Cannondale’s context for the new SuperX is that the sport of cyclocross is changing as it grows in popularity. Seasons have gotten longer, sometimes starting as early as late spring when courses are dry, dusty, and fast. Races are getting faster and more technical. Courses themselves have gotten more extreme, with features resembling downhill courses of the early 90’s.
In this third iteration of the Super X, Cannondale has created the cyclocross machine for the moment. The new geometry is geared around stability and traction from a handling standpoint, as well as control and comfort from the rider’s perspective. It is light-weight (claimed 1000g frame) and possesses massive tire clearance to boot. What is really exciting about this model is in how Cannondale, once again, bucks convention to accomplish everything. More on this, after the jump…

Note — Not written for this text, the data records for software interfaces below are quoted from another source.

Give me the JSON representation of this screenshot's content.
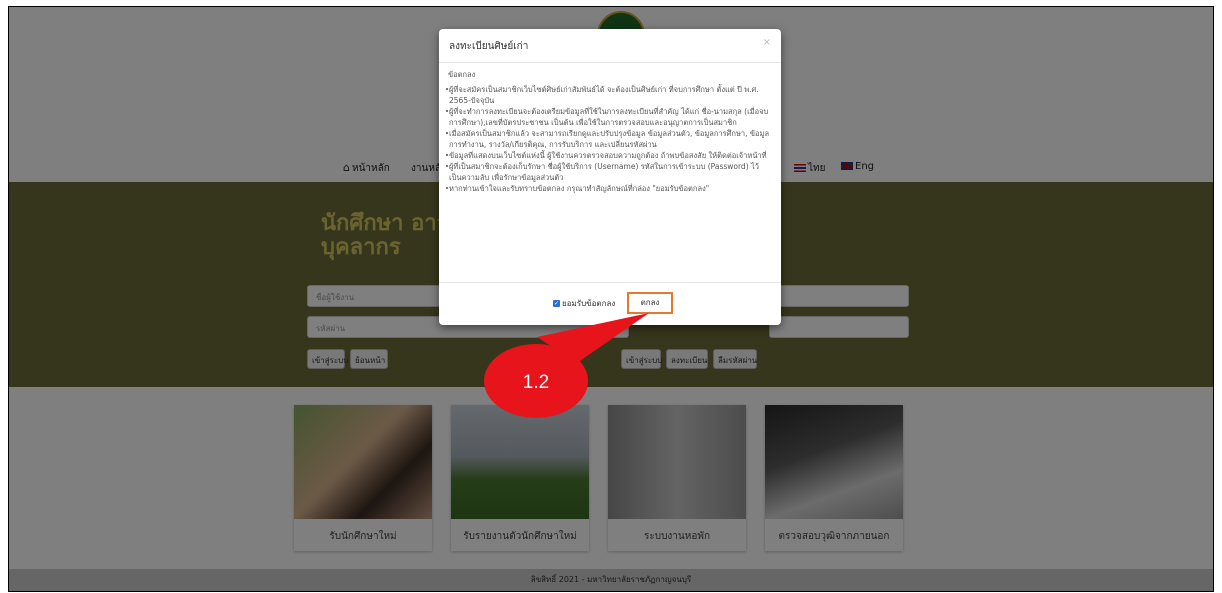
{
  "nav": {
    "home": "หน้าหลัก",
    "work": "งานหลั",
    "thai": "ไทย",
    "eng": "Eng"
  },
  "hero": {
    "title_line1": "นักศึกษา อาจา",
    "title_line2": "บุคลากร",
    "username_placeholder": "ชื่อผู้ใช้งาน",
    "password_placeholder": "รหัสผ่าน",
    "login_label": "เข้าสู่ระบบ",
    "back_label": "ย้อนหน้า",
    "login2_label": "เข้าสู่ระบบ",
    "register_label": "ลงทะเบียน",
    "forgot_label": "ลืมรหัสผ่าน"
  },
  "cards": [
    {
      "label": "รับนักศึกษาใหม่"
    },
    {
      "label": "รับรายงานตัวนักศึกษาใหม่"
    },
    {
      "label": "ระบบงานหอพัก"
    },
    {
      "label": "ตรวจสอบวุฒิจากภายนอก"
    }
  ],
  "footer": {
    "copyright": "ลิขสิทธิ์ 2021 - มหาวิทยาลัยราชภัฏกาญจนบุรี"
  },
  "modal": {
    "title": "ลงทะเบียนศิษย์เก่า",
    "close": "×",
    "subtitle": "ข้อตกลง",
    "items": [
      "ผู้ที่จะสมัครเป็นสมาชิกเว็บไซต์ศิษย์เก่าสัมพันธ์ได้ จะต้องเป็นศิษย์เก่า ที่จบการศึกษา ตั้งแต่ ปี พ.ศ. 2565-ปัจจุบัน",
      "ผู้ที่จะทำการลงทะเบียนจะต้องเตรียมข้อมูลที่ใช้ในการลงทะเบียนที่สำคัญ ได้แก่ ชื่อ-นามสกุล (เมื่อจบการศึกษา),เลขที่บัตรประชาชน เป็นต้น เพื่อใช้ในการตรวจสอบและอนุญาตการเป็นสมาชิก",
      "เมื่อสมัครเป็นสมาชิกแล้ว จะสามารถเรียกดูและปรับปรุงข้อมูล ข้อมูลส่วนตัว, ข้อมูลการศึกษา, ข้อมูลการทำงาน, รางวัล/เกียรติคุณ, การรับบริการ และเปลี่ยนรหัสผ่าน",
      "ข้อมูลที่แสดงบนเว็บไซต์แห่งนี้ ผู้ใช้งานควรตรวจสอบความถูกต้อง ถ้าพบข้อสงสัย ให้ติดต่อเจ้าหน้าที่",
      "ผู้ที่เป็นสมาชิกจะต้องเก็บรักษา ชื่อผู้ใช้บริการ (Username) รหัสในการเข้าระบบ (Password) ไว้เป็นความลับ เพื่อรักษาข้อมูลส่วนตัว",
      "หากท่านเข้าใจและรับทราบข้อตกลง กรุณาทำสัญลักษณ์ที่กล่อง \"ยอมรับข้อตกลง\""
    ],
    "agree_label": "ยอมรับข้อตกลง",
    "ok_label": "ตกลง"
  },
  "callout": {
    "label": "1.2",
    "color": "#e8141c"
  },
  "colors": {
    "hero_bg": "#6d6d38",
    "hero_title": "#d7c860",
    "highlight": "#e8782c"
  }
}
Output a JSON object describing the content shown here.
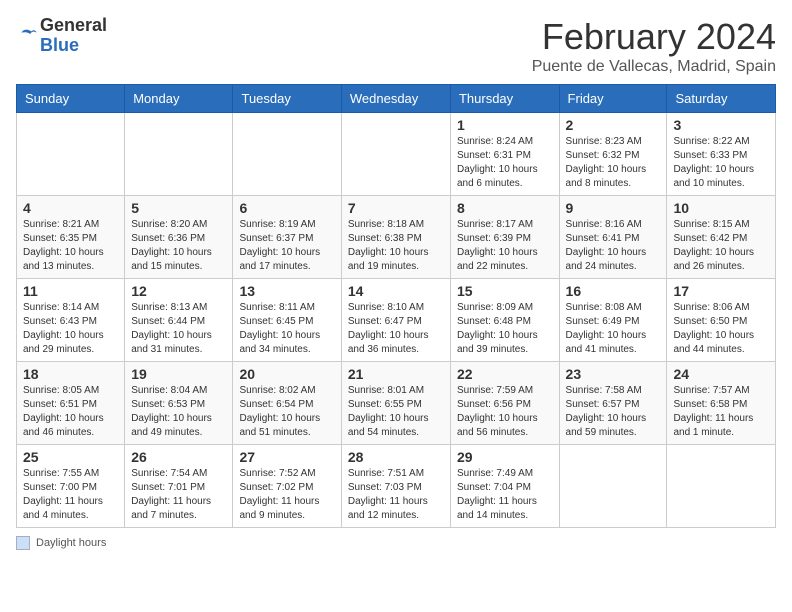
{
  "header": {
    "logo_general": "General",
    "logo_blue": "Blue",
    "title": "February 2024",
    "subtitle": "Puente de Vallecas, Madrid, Spain"
  },
  "days_of_week": [
    "Sunday",
    "Monday",
    "Tuesday",
    "Wednesday",
    "Thursday",
    "Friday",
    "Saturday"
  ],
  "weeks": [
    [
      {
        "day": "",
        "info": ""
      },
      {
        "day": "",
        "info": ""
      },
      {
        "day": "",
        "info": ""
      },
      {
        "day": "",
        "info": ""
      },
      {
        "day": "1",
        "info": "Sunrise: 8:24 AM\nSunset: 6:31 PM\nDaylight: 10 hours and 6 minutes."
      },
      {
        "day": "2",
        "info": "Sunrise: 8:23 AM\nSunset: 6:32 PM\nDaylight: 10 hours and 8 minutes."
      },
      {
        "day": "3",
        "info": "Sunrise: 8:22 AM\nSunset: 6:33 PM\nDaylight: 10 hours and 10 minutes."
      }
    ],
    [
      {
        "day": "4",
        "info": "Sunrise: 8:21 AM\nSunset: 6:35 PM\nDaylight: 10 hours and 13 minutes."
      },
      {
        "day": "5",
        "info": "Sunrise: 8:20 AM\nSunset: 6:36 PM\nDaylight: 10 hours and 15 minutes."
      },
      {
        "day": "6",
        "info": "Sunrise: 8:19 AM\nSunset: 6:37 PM\nDaylight: 10 hours and 17 minutes."
      },
      {
        "day": "7",
        "info": "Sunrise: 8:18 AM\nSunset: 6:38 PM\nDaylight: 10 hours and 19 minutes."
      },
      {
        "day": "8",
        "info": "Sunrise: 8:17 AM\nSunset: 6:39 PM\nDaylight: 10 hours and 22 minutes."
      },
      {
        "day": "9",
        "info": "Sunrise: 8:16 AM\nSunset: 6:41 PM\nDaylight: 10 hours and 24 minutes."
      },
      {
        "day": "10",
        "info": "Sunrise: 8:15 AM\nSunset: 6:42 PM\nDaylight: 10 hours and 26 minutes."
      }
    ],
    [
      {
        "day": "11",
        "info": "Sunrise: 8:14 AM\nSunset: 6:43 PM\nDaylight: 10 hours and 29 minutes."
      },
      {
        "day": "12",
        "info": "Sunrise: 8:13 AM\nSunset: 6:44 PM\nDaylight: 10 hours and 31 minutes."
      },
      {
        "day": "13",
        "info": "Sunrise: 8:11 AM\nSunset: 6:45 PM\nDaylight: 10 hours and 34 minutes."
      },
      {
        "day": "14",
        "info": "Sunrise: 8:10 AM\nSunset: 6:47 PM\nDaylight: 10 hours and 36 minutes."
      },
      {
        "day": "15",
        "info": "Sunrise: 8:09 AM\nSunset: 6:48 PM\nDaylight: 10 hours and 39 minutes."
      },
      {
        "day": "16",
        "info": "Sunrise: 8:08 AM\nSunset: 6:49 PM\nDaylight: 10 hours and 41 minutes."
      },
      {
        "day": "17",
        "info": "Sunrise: 8:06 AM\nSunset: 6:50 PM\nDaylight: 10 hours and 44 minutes."
      }
    ],
    [
      {
        "day": "18",
        "info": "Sunrise: 8:05 AM\nSunset: 6:51 PM\nDaylight: 10 hours and 46 minutes."
      },
      {
        "day": "19",
        "info": "Sunrise: 8:04 AM\nSunset: 6:53 PM\nDaylight: 10 hours and 49 minutes."
      },
      {
        "day": "20",
        "info": "Sunrise: 8:02 AM\nSunset: 6:54 PM\nDaylight: 10 hours and 51 minutes."
      },
      {
        "day": "21",
        "info": "Sunrise: 8:01 AM\nSunset: 6:55 PM\nDaylight: 10 hours and 54 minutes."
      },
      {
        "day": "22",
        "info": "Sunrise: 7:59 AM\nSunset: 6:56 PM\nDaylight: 10 hours and 56 minutes."
      },
      {
        "day": "23",
        "info": "Sunrise: 7:58 AM\nSunset: 6:57 PM\nDaylight: 10 hours and 59 minutes."
      },
      {
        "day": "24",
        "info": "Sunrise: 7:57 AM\nSunset: 6:58 PM\nDaylight: 11 hours and 1 minute."
      }
    ],
    [
      {
        "day": "25",
        "info": "Sunrise: 7:55 AM\nSunset: 7:00 PM\nDaylight: 11 hours and 4 minutes."
      },
      {
        "day": "26",
        "info": "Sunrise: 7:54 AM\nSunset: 7:01 PM\nDaylight: 11 hours and 7 minutes."
      },
      {
        "day": "27",
        "info": "Sunrise: 7:52 AM\nSunset: 7:02 PM\nDaylight: 11 hours and 9 minutes."
      },
      {
        "day": "28",
        "info": "Sunrise: 7:51 AM\nSunset: 7:03 PM\nDaylight: 11 hours and 12 minutes."
      },
      {
        "day": "29",
        "info": "Sunrise: 7:49 AM\nSunset: 7:04 PM\nDaylight: 11 hours and 14 minutes."
      },
      {
        "day": "",
        "info": ""
      },
      {
        "day": "",
        "info": ""
      }
    ]
  ],
  "footer": {
    "legend_label": "Daylight hours"
  }
}
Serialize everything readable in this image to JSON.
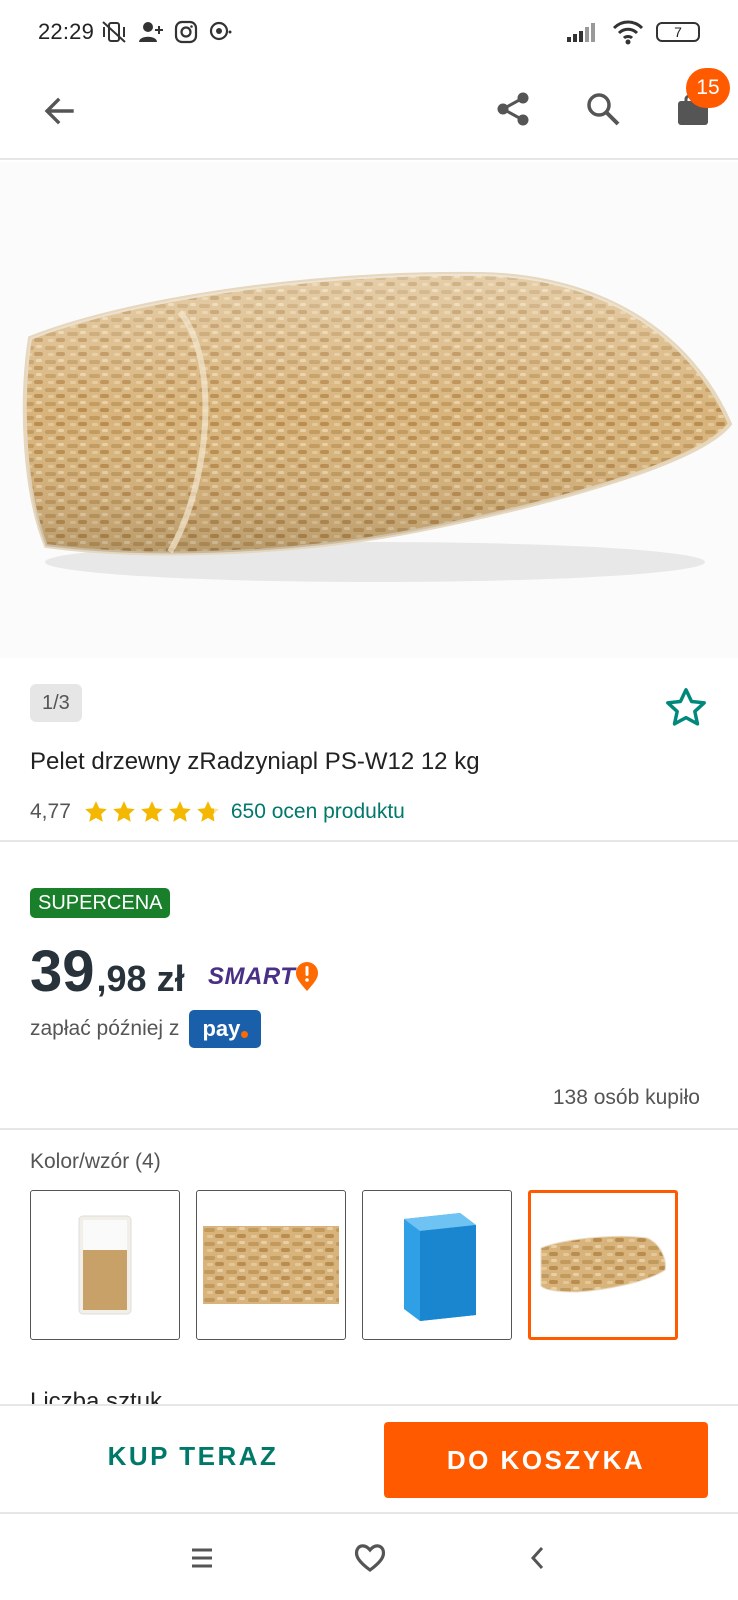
{
  "status_bar": {
    "time": "22:29",
    "battery": "7"
  },
  "app_bar": {
    "cart_count": "15"
  },
  "product": {
    "image_counter": "1/3",
    "title": "Pelet drzewny zRadzyniapl PS-W12 12 kg",
    "rating": "4,77",
    "stars_rating": 4.77,
    "rating_count": "650 ocen produktu",
    "badge": "SUPERCENA",
    "price_int": "39",
    "price_frac": ",98",
    "currency": "zł",
    "smart_label": "SMART",
    "pay_later_text": "zapłać później z",
    "pay_logo": "pay",
    "bought_count": "138 osób kupiło"
  },
  "variants": {
    "label": "Kolor/wzór (4)",
    "selected_index": 3
  },
  "next_section_label": "Liczba sztuk",
  "actions": {
    "buy_now": "KUP TERAZ",
    "add_to_cart": "DO KOSZYKA"
  },
  "colors": {
    "accent_orange": "#ff5a00",
    "teal": "#00796b",
    "supercena_green": "#1a7f2b",
    "smart_purple": "#4a2f86",
    "pay_blue": "#1a5faa",
    "star_yellow": "#f5b800"
  }
}
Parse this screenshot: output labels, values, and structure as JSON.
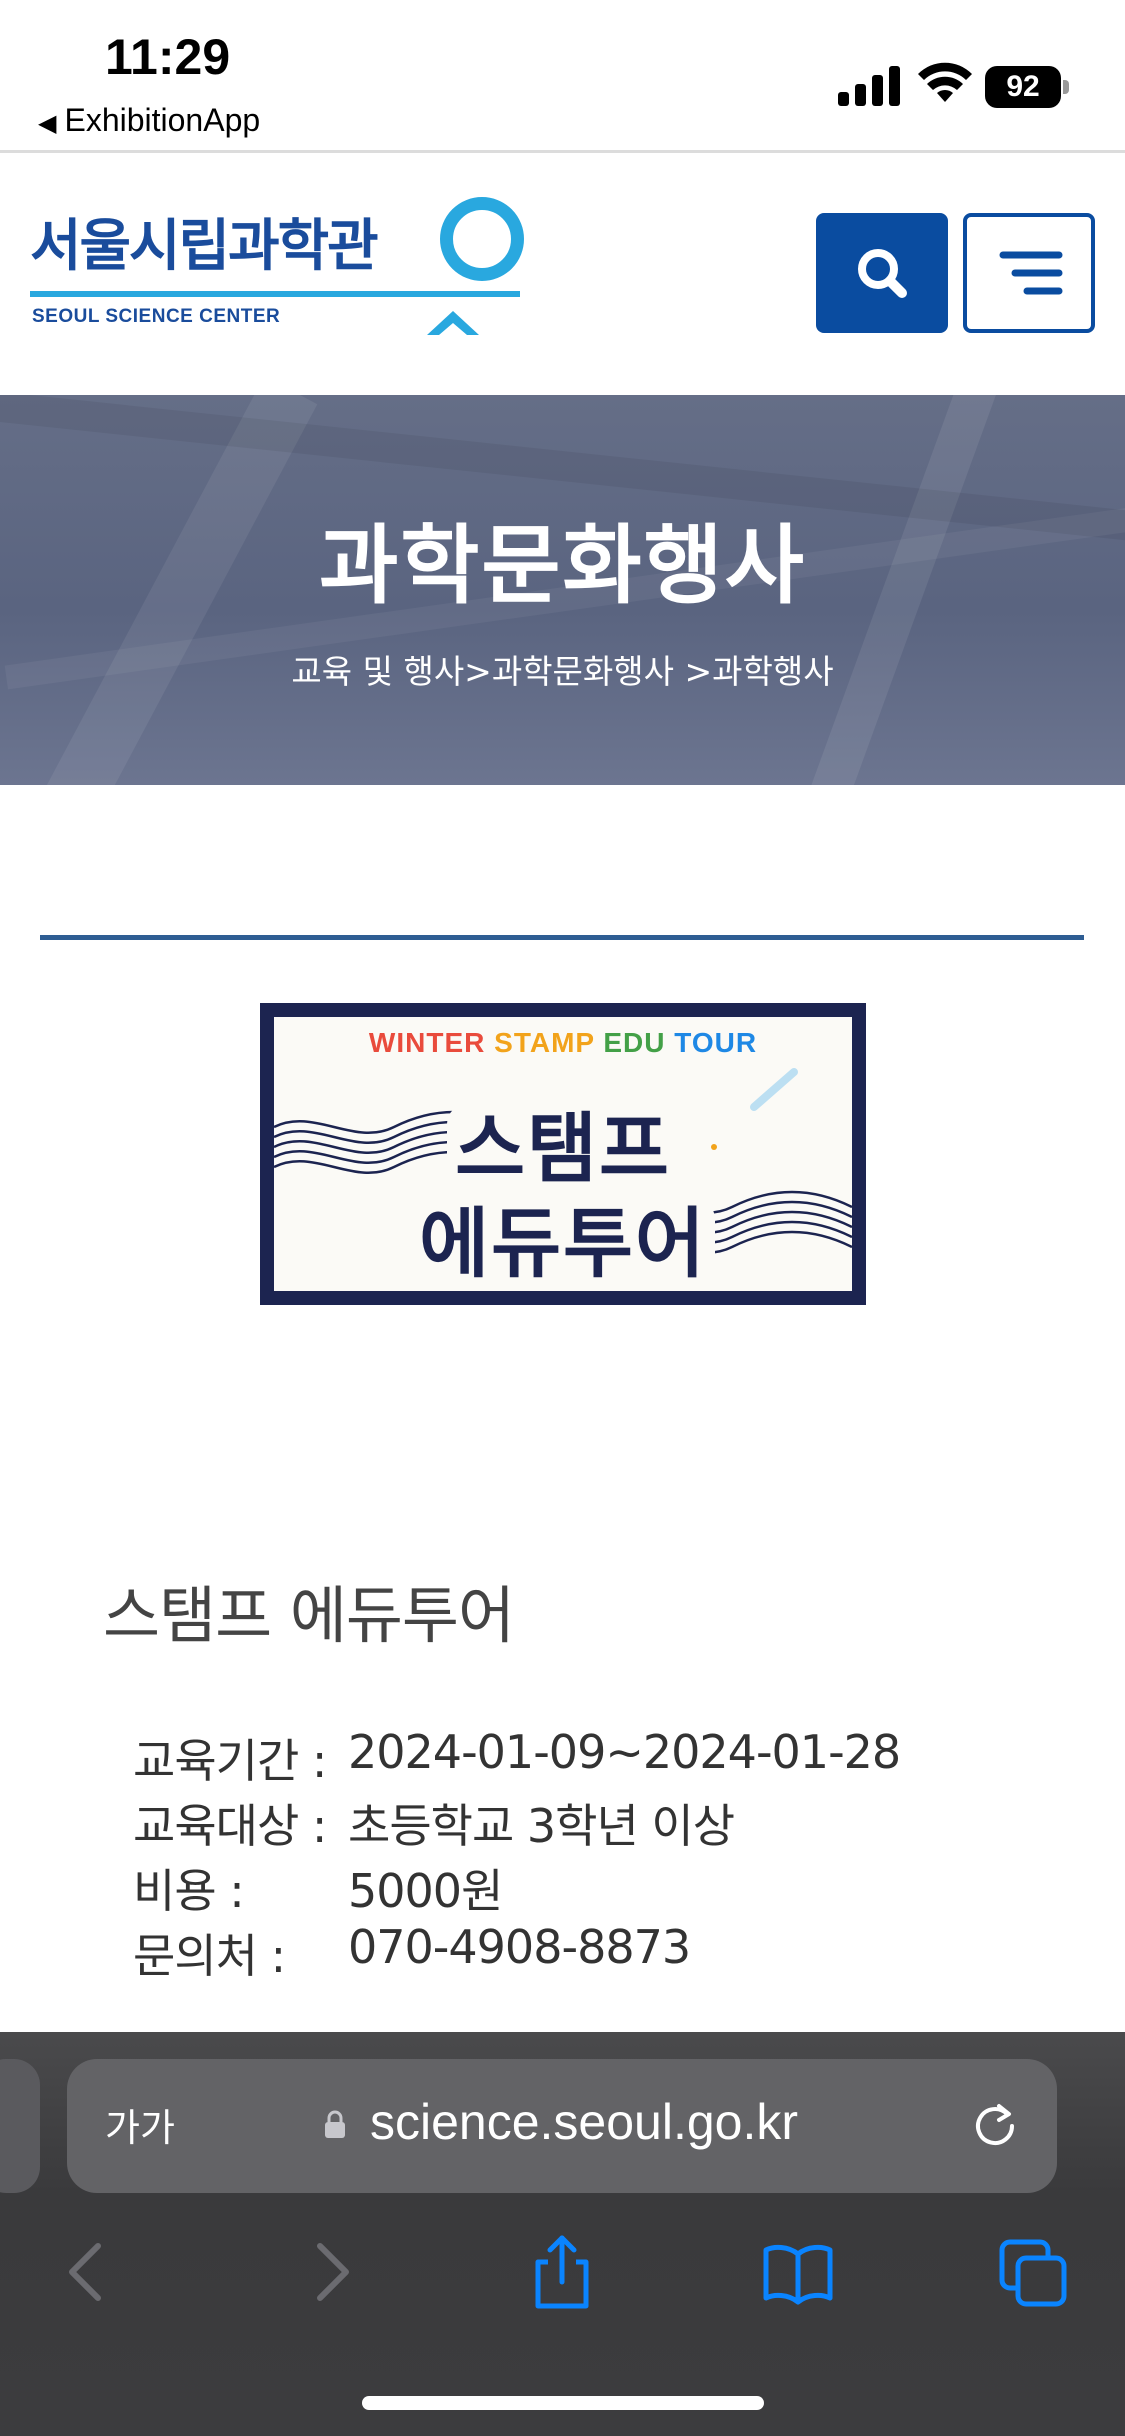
{
  "status_bar": {
    "time": "11:29",
    "back_app": "ExhibitionApp",
    "battery": "92"
  },
  "header": {
    "logo_kr": "서울시립과학관",
    "logo_en": "SEOUL SCIENCE CENTER",
    "search_icon": "search-icon",
    "menu_icon": "menu-icon"
  },
  "banner": {
    "title": "과학문화행사",
    "breadcrumb": "교육 및 행사>과학문화행사 >과학행사"
  },
  "poster": {
    "subtitle_parts": [
      "WINTER ",
      "STAMP ",
      "EDU ",
      "TOUR"
    ],
    "title_line1": "스탬프",
    "title_line2": "에듀투어"
  },
  "event": {
    "title": "스탬프 에듀투어",
    "details": [
      {
        "label": "교육기간 :",
        "value": "2024-01-09~2024-01-28"
      },
      {
        "label": "교육대상 :",
        "value": "초등학교 3학년 이상"
      },
      {
        "label": "비용 :",
        "value": "5000원"
      },
      {
        "label": "문의처 :",
        "value": "070-4908-8873"
      }
    ]
  },
  "browser": {
    "text_size_label": "가가",
    "url": "science.seoul.go.kr",
    "colors": {
      "chrome": "#3a3a3c",
      "accent": "#0a84ff"
    }
  }
}
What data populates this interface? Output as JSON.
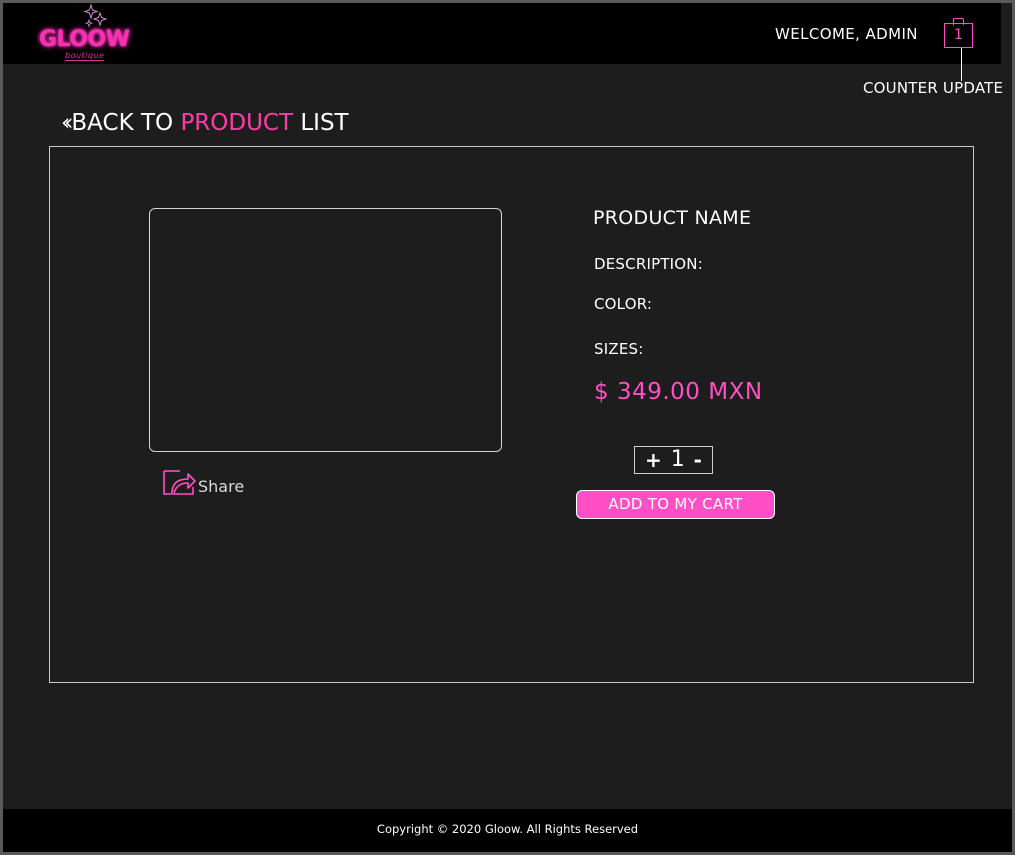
{
  "header": {
    "logo_text": "GLOOW",
    "logo_subtext": "boutique",
    "welcome": "WELCOME, ADMIN",
    "cart_count": "1",
    "counter_note": "COUNTER UPDATE"
  },
  "back_link": {
    "prefix": "BACK TO ",
    "accent": "PRODUCT",
    "suffix": " LIST"
  },
  "product": {
    "name": "PRODUCT NAME",
    "description_label": "DESCRIPTION:",
    "color_label": "COLOR:",
    "sizes_label": "SIZES:",
    "price": "$ 349.00 MXN",
    "share_label": "Share"
  },
  "quantity": {
    "plus": "+",
    "value": "1",
    "minus": "-"
  },
  "actions": {
    "add_to_cart": "ADD TO MY CART"
  },
  "footer": {
    "copyright": "Copyright © 2020 Gloow. All Rights Reserved"
  },
  "colors": {
    "accent": "#ff4fc4",
    "background": "#1e1d1e",
    "header": "#000000"
  }
}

From a clearance perspective, the model has over 11mm of space around 700x33c tires, allowing for a ton of mud clearance. If you are fat tire-inclined, the model fits a maximum 40c tire. What is impressive is that the frame configuration allows for these massive clearances with a minimal 422mm rear center.
To accomplish this, Cannondale has employed its Asymmetric Integration (Ai) system from its off-road category (like the new Scapel), wherein it offsets the drivetrain outward 6mm. This means that wheels built for this model require special dishing (the rear axle remains 12x142mm) but the effect is an impressively tight rear end.
But capability for large tires isn’t the only thing that facilitates rider comfort. The seat and chainstays are flattened and shaped to allow for greater comfort on the bike. The model also features a 25.4mm diameter seat post for a little more flex. Plus, to keep everything clean, tucked, and out of the way, the seat binder bolt is located under the top tube.
In helping riders to better control the bike while riding, the cockpit is designed to sit higher and closer to the rider per size, allowing for greater movement and adaptability while on the course. Also, the whole geometry scheme has been re-approached with consistently graduating stack and reach, allowing for the riding experience to be more similar from size to size (something smaller riders, especially, will appreciate).
The front center has been increased across the board in another crossover from their off-road product. Called “OutFront Steering Geometry”, you can expect to see it rolling out across other models in their road family soon, too. This is intended to increase stability of the frame in technical scenarios while facilitating greater tire and toe clearance. It sounds like a win/win.
Though the model comes 1x in all spec’s but allows for front derailleur compatibility, with all the necessary ports for wired and mechanical systems. (The bike shown, it is worth noting, is not representative of a final spec complete bike, but a test ride of one of Cannondale’s sales staff.)
The SuperX is 12mm thru-axle front and rear and features flat mount brake interfacing, a technology Cannondale claims to have developed with brake manufacturers for their off-road product.
The model comes in five complete flavors including Team, Ultegra, Force, Women’s Force, and 105 with fresh colorways across the board.
The SuperX Team build features Zipp 303 tubular wheels (with Ai Offset rear spokes), Cannondale HollowGram Si crank, Force CX1 hydraulic disc drivetrain and braking system, as well as a Cannondale carbon cockpit.
Availability and MSRP TBD.